Dataset records:
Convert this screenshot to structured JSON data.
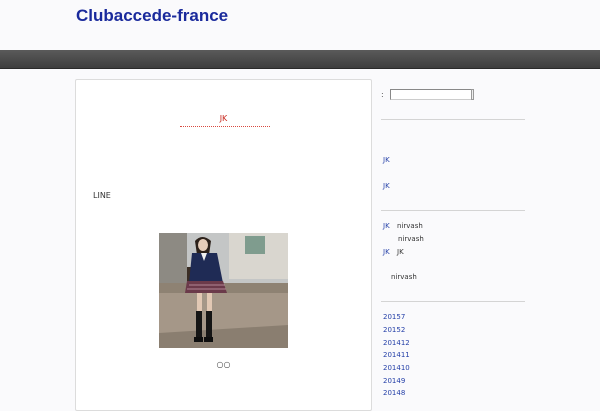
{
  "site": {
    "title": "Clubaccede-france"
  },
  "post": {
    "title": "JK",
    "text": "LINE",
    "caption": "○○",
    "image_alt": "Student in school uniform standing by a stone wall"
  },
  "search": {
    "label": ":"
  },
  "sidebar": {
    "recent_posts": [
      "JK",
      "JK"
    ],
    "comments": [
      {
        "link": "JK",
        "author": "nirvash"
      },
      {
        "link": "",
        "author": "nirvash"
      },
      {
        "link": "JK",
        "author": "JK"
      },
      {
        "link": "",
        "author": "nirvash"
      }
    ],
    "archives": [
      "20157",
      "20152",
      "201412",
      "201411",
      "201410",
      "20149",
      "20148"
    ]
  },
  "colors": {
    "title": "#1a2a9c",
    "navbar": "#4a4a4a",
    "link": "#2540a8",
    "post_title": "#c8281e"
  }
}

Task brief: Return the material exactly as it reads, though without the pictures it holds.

Task response:
Convert this screenshot to structured JSON data.
{
  "site": {
    "title": "Clubaccede-france"
  },
  "post": {
    "title": "JK",
    "text": "LINE",
    "caption": "○○",
    "image_alt": "Student in school uniform standing by a stone wall"
  },
  "search": {
    "label": ":"
  },
  "sidebar": {
    "recent_posts": [
      "JK",
      "JK"
    ],
    "comments": [
      {
        "link": "JK",
        "author": "nirvash"
      },
      {
        "link": "",
        "author": "nirvash"
      },
      {
        "link": "JK",
        "author": "JK"
      },
      {
        "link": "",
        "author": "nirvash"
      }
    ],
    "archives": [
      "20157",
      "20152",
      "201412",
      "201411",
      "201410",
      "20149",
      "20148"
    ]
  },
  "colors": {
    "title": "#1a2a9c",
    "navbar": "#4a4a4a",
    "link": "#2540a8",
    "post_title": "#c8281e"
  }
}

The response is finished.